◆ **About this task**:
Without any pictures, restate the full set of records below exactly.

◆ **Excerpted data**:
╭──
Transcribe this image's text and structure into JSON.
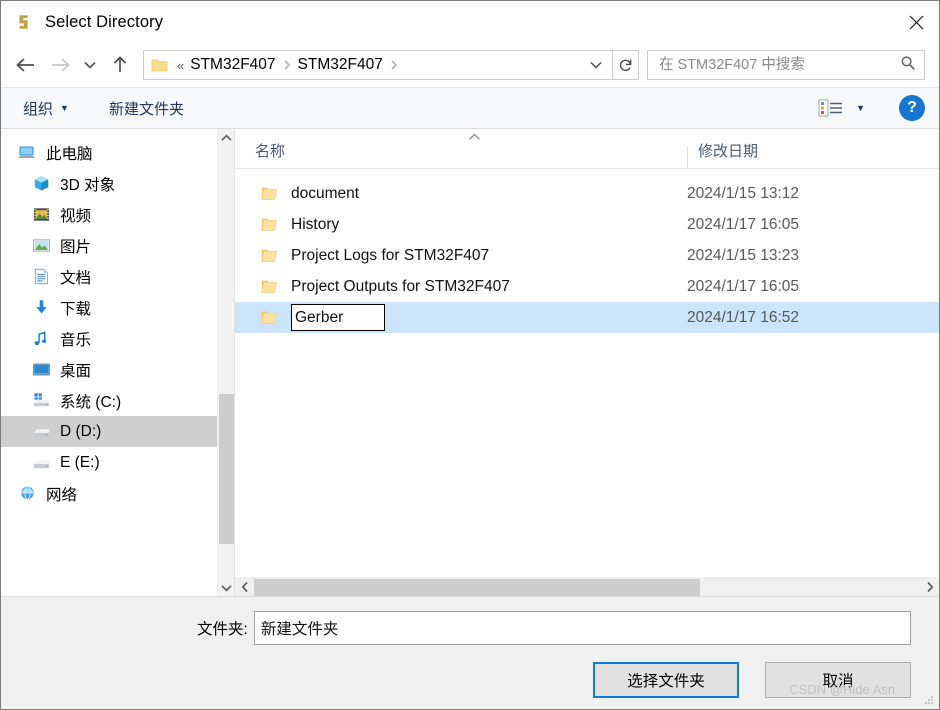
{
  "window": {
    "title": "Select Directory",
    "app_icon": "altium-logo-icon",
    "close_label": "✕"
  },
  "nav": {
    "back": "back-arrow",
    "forward": "forward-arrow",
    "history_dropdown": "chevron-down",
    "up": "up-arrow",
    "breadcrumb": {
      "overflow": "«",
      "parts": [
        "STM32F407",
        "STM32F407"
      ],
      "separator": "›"
    },
    "refresh_label": "↻",
    "address_dropdown": "chevron-down"
  },
  "search": {
    "placeholder": "在 STM32F407 中搜索",
    "value": "",
    "icon": "search-icon"
  },
  "commandbar": {
    "organize": "组织",
    "new_folder": "新建文件夹",
    "view_icon": "view-options-icon",
    "help_label": "?"
  },
  "sidebar": {
    "items": [
      {
        "label": "此电脑",
        "icon": "this-pc-icon",
        "root": true,
        "selected": false
      },
      {
        "label": "3D 对象",
        "icon": "3d-objects-icon",
        "root": false,
        "selected": false
      },
      {
        "label": "视频",
        "icon": "videos-icon",
        "root": false,
        "selected": false
      },
      {
        "label": "图片",
        "icon": "pictures-icon",
        "root": false,
        "selected": false
      },
      {
        "label": "文档",
        "icon": "documents-icon",
        "root": false,
        "selected": false
      },
      {
        "label": "下载",
        "icon": "downloads-icon",
        "root": false,
        "selected": false
      },
      {
        "label": "音乐",
        "icon": "music-icon",
        "root": false,
        "selected": false
      },
      {
        "label": "桌面",
        "icon": "desktop-icon",
        "root": false,
        "selected": false
      },
      {
        "label": "系统 (C:)",
        "icon": "windows-drive-icon",
        "root": false,
        "selected": false
      },
      {
        "label": "D (D:)",
        "icon": "drive-icon",
        "root": false,
        "selected": true
      },
      {
        "label": "E (E:)",
        "icon": "drive-icon",
        "root": false,
        "selected": false
      },
      {
        "label": "网络",
        "icon": "network-icon",
        "root": true,
        "selected": false
      }
    ]
  },
  "filelist": {
    "columns": {
      "name": "名称",
      "date": "修改日期"
    },
    "sort_indicator": "ascending",
    "rows": [
      {
        "name": "document",
        "date": "2024/1/15 13:12",
        "selected": false,
        "editing": false
      },
      {
        "name": "History",
        "date": "2024/1/17 16:05",
        "selected": false,
        "editing": false
      },
      {
        "name": "Project Logs for STM32F407",
        "date": "2024/1/15 13:23",
        "selected": false,
        "editing": false
      },
      {
        "name": "Project Outputs for STM32F407",
        "date": "2024/1/17 16:05",
        "selected": false,
        "editing": false
      },
      {
        "name": "Gerber",
        "date": "2024/1/17 16:52",
        "selected": true,
        "editing": true
      }
    ]
  },
  "footer": {
    "folder_label": "文件夹:",
    "folder_value": "新建文件夹",
    "select_button": "选择文件夹",
    "cancel_button": "取消",
    "watermark": "CSDN @Hide Asn"
  },
  "colors": {
    "selection": "#cce4fa",
    "sidebar_selection": "#cfcfcf",
    "accent": "#0e7bd3",
    "folder_yellow": "#f7d883",
    "command_text": "#1a3560"
  }
}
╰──
◆ **Response to this exercise**:
Transcribe this image's text and structure into JSON.
{
  "window": {
    "title": "Select Directory",
    "app_icon": "altium-logo-icon",
    "close_label": "✕"
  },
  "nav": {
    "back": "back-arrow",
    "forward": "forward-arrow",
    "history_dropdown": "chevron-down",
    "up": "up-arrow",
    "breadcrumb": {
      "overflow": "«",
      "parts": [
        "STM32F407",
        "STM32F407"
      ],
      "separator": "›"
    },
    "refresh_label": "↻",
    "address_dropdown": "chevron-down"
  },
  "search": {
    "placeholder": "在 STM32F407 中搜索",
    "value": "",
    "icon": "search-icon"
  },
  "commandbar": {
    "organize": "组织",
    "new_folder": "新建文件夹",
    "view_icon": "view-options-icon",
    "help_label": "?"
  },
  "sidebar": {
    "items": [
      {
        "label": "此电脑",
        "icon": "this-pc-icon",
        "root": true,
        "selected": false
      },
      {
        "label": "3D 对象",
        "icon": "3d-objects-icon",
        "root": false,
        "selected": false
      },
      {
        "label": "视频",
        "icon": "videos-icon",
        "root": false,
        "selected": false
      },
      {
        "label": "图片",
        "icon": "pictures-icon",
        "root": false,
        "selected": false
      },
      {
        "label": "文档",
        "icon": "documents-icon",
        "root": false,
        "selected": false
      },
      {
        "label": "下载",
        "icon": "downloads-icon",
        "root": false,
        "selected": false
      },
      {
        "label": "音乐",
        "icon": "music-icon",
        "root": false,
        "selected": false
      },
      {
        "label": "桌面",
        "icon": "desktop-icon",
        "root": false,
        "selected": false
      },
      {
        "label": "系统 (C:)",
        "icon": "windows-drive-icon",
        "root": false,
        "selected": false
      },
      {
        "label": "D (D:)",
        "icon": "drive-icon",
        "root": false,
        "selected": true
      },
      {
        "label": "E (E:)",
        "icon": "drive-icon",
        "root": false,
        "selected": false
      },
      {
        "label": "网络",
        "icon": "network-icon",
        "root": true,
        "selected": false
      }
    ]
  },
  "filelist": {
    "columns": {
      "name": "名称",
      "date": "修改日期"
    },
    "sort_indicator": "ascending",
    "rows": [
      {
        "name": "document",
        "date": "2024/1/15 13:12",
        "selected": false,
        "editing": false
      },
      {
        "name": "History",
        "date": "2024/1/17 16:05",
        "selected": false,
        "editing": false
      },
      {
        "name": "Project Logs for STM32F407",
        "date": "2024/1/15 13:23",
        "selected": false,
        "editing": false
      },
      {
        "name": "Project Outputs for STM32F407",
        "date": "2024/1/17 16:05",
        "selected": false,
        "editing": false
      },
      {
        "name": "Gerber",
        "date": "2024/1/17 16:52",
        "selected": true,
        "editing": true
      }
    ]
  },
  "footer": {
    "folder_label": "文件夹:",
    "folder_value": "新建文件夹",
    "select_button": "选择文件夹",
    "cancel_button": "取消",
    "watermark": "CSDN @Hide Asn"
  },
  "colors": {
    "selection": "#cce4fa",
    "sidebar_selection": "#cfcfcf",
    "accent": "#0e7bd3",
    "folder_yellow": "#f7d883",
    "command_text": "#1a3560"
  }
}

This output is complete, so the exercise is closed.